Whose Relationship Violations are Worse?

Posted on July 17, 2019


How do you rate the following violations of love and trust in a relationship?  Number the following from 1-12 with 1 being the most egregious betrayal.

____  One night of sex with a stranger.

____  An emotional affair with a coworker.

____  A secret bank account.

____  Not showing up when your partner has a significant health scare.

____  Hiding your alcohol (or other substance) use/addiction from your partner.

____  An online affair with your high school sweetheart.

____  Siding with your mother over your mate.

____  Hiding credit card debt from your partner.

____  Hiding from your partner that you are using pornography daily.

____  Focusing on your career advancement ahead of your mate’s needs for connection and emotional support.

____  Secretly going to massage parlors and receiving manual sex.

____  Making large purchases without your partner’s knowledge or buy-in.


Let’s take just the first one.  Does your ranking change if it was oral sex and not genital sex?  How about if it was kissing and fondling?  If your partner was hiding pornography use, does your answer change if the porn involved sex acts that are disturbing to you?  What if the pornography was outside of your sexual orientation?

Sometimes there are violations of love and trust by both partners.  What does it mean if you did number 11 on your list, but your partner did number 3?  Does your partner have any right to be upset about what you did in light of what they did (especially considering that any reasonable person would rate these the same way you did)?  Can we just throw it all on the scale and see which is heavier?

When there are violations of love and trust, they create what we call (in the therapist’s parlance) attachment injuries.  Attachment injuries are those wounds that cause you to close off part of your heart to your partner.  They are those incidents that make you say, “never again.  Never again will I trust you.  Never again will I let you hurt me like that.”  Attachment injuries can be coming up decades after that incident, after the person who did the violation has apologized many times.

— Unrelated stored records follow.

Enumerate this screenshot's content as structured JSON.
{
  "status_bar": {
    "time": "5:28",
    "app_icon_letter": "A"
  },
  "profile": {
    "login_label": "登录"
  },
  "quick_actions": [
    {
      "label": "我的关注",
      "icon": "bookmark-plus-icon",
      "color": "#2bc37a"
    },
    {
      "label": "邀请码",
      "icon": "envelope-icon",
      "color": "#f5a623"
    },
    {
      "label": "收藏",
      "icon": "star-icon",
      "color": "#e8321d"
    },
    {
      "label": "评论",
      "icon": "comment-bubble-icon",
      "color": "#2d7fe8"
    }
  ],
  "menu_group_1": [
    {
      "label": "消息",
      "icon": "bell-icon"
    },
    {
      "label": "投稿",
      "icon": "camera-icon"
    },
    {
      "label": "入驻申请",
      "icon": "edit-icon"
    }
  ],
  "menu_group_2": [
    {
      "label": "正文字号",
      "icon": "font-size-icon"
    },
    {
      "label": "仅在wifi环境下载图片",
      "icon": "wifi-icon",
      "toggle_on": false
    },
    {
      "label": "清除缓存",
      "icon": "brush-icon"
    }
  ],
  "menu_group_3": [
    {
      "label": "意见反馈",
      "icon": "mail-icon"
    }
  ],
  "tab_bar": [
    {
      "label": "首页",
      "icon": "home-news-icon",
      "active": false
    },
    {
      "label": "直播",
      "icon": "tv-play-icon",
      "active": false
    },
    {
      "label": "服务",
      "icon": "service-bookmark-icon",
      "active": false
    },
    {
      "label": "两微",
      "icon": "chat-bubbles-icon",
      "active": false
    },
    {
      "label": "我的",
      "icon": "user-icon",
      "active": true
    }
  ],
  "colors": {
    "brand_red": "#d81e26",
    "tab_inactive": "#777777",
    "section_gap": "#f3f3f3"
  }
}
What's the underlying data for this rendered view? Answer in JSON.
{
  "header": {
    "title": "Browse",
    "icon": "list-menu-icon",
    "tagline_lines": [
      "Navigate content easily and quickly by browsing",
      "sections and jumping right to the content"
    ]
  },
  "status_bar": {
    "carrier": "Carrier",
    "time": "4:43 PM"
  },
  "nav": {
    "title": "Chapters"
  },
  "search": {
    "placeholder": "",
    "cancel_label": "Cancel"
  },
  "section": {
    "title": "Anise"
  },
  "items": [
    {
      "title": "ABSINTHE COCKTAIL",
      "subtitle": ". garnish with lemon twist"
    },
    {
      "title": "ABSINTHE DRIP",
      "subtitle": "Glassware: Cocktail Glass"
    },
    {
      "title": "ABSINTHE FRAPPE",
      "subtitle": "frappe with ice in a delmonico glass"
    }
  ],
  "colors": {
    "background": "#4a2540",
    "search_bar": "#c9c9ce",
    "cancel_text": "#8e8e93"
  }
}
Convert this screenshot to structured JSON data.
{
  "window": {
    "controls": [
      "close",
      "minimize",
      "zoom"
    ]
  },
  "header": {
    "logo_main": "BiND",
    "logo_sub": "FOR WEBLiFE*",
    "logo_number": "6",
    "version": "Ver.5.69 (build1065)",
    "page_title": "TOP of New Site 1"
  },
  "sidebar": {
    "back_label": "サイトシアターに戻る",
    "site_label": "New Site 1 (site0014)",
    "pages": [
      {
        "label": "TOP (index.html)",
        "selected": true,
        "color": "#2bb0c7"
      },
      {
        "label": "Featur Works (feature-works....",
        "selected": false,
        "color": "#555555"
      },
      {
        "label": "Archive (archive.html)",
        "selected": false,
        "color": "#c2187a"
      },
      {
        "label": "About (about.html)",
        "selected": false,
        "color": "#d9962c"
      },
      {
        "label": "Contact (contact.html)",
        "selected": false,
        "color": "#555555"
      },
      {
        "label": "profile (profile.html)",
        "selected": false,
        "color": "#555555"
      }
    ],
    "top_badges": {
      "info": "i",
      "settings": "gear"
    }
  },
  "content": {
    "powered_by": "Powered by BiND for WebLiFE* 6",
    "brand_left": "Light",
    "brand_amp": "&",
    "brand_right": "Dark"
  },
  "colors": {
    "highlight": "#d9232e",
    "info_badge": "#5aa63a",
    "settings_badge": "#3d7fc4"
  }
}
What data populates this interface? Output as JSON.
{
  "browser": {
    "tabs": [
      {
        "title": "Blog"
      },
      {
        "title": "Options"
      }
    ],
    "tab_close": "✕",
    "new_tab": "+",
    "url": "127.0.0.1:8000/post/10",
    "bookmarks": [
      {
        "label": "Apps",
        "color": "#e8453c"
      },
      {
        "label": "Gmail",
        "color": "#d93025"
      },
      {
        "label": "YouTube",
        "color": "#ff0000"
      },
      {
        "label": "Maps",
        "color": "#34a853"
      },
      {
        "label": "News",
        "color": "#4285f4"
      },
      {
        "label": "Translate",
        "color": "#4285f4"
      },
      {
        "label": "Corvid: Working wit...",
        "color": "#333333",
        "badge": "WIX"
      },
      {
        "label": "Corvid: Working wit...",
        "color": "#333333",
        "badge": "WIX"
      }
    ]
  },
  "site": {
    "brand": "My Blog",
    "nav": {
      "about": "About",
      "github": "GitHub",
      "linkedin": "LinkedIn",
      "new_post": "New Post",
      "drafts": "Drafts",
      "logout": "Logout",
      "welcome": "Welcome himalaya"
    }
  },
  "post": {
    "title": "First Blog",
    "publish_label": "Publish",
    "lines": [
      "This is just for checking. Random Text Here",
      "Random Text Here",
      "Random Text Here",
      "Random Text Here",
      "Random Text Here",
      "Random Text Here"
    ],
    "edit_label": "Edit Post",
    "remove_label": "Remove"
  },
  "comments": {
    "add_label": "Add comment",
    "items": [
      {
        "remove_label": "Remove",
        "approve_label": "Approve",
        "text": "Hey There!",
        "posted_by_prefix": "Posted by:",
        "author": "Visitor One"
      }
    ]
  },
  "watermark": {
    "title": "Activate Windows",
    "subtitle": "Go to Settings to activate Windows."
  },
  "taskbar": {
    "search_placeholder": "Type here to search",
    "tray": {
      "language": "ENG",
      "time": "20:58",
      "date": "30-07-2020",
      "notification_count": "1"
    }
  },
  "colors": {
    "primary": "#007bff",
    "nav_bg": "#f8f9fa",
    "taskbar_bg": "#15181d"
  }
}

Would you like to know how I rank the list above?  The answer is it really doesn’t matter how I would feel about each of these.  What matters is what it meant to your partner.  What is the feeling that comes up for your partner when the incident comes up?  What is it that your partner believes that this says about the relationship and who he/she is to you?  How has this impacted that way your partner views him/herself and how they view you?

On the whole, attachment injuries don’t automatically heal with time.  Apologies often don’t work either.  Comparing whose sins are more egregious probably just makes the injury work.

Shame also often has the reverse effect to what you want.  This may seem counterintuitive.  If I am beating myself up for this, doesn’t it show how sorry I am?  The problem is that shame is self-focused.  When you did whatever you did, it was about you.  If you go to shame as a strategy to show remorse, you are still making it all about you.  Your partner is still (emotionally) left alone, abandoned.

What does bring healing is empathy, compassion, understanding, and repentance.  Healing generally requires that your mate has a felt sense that you get what this meant to him/her and that you are genuinely sorry for your partner’s pain.  If you can be present for your partner every time something triggers that pain again, the triggers become less frequent and less intense.  Eventually the incident is just a bad thing that happened to us in the past and not a current wound.

In therapy, if there have violations by both partners, we generally handle them separately.  The point here is that we are trying to treat both wounds.  They are separate wounds and need to be treated separately.  If you try to address them both at once it runs the risk of landing as, “Yes, but you did the same thing to me.”

To do this on your own requires some pretty mad relationship skills.  If you can’t seem to get there, marital therapy can help.  Otherwise (assuming you stay together), this thing may still be coming up decades from now.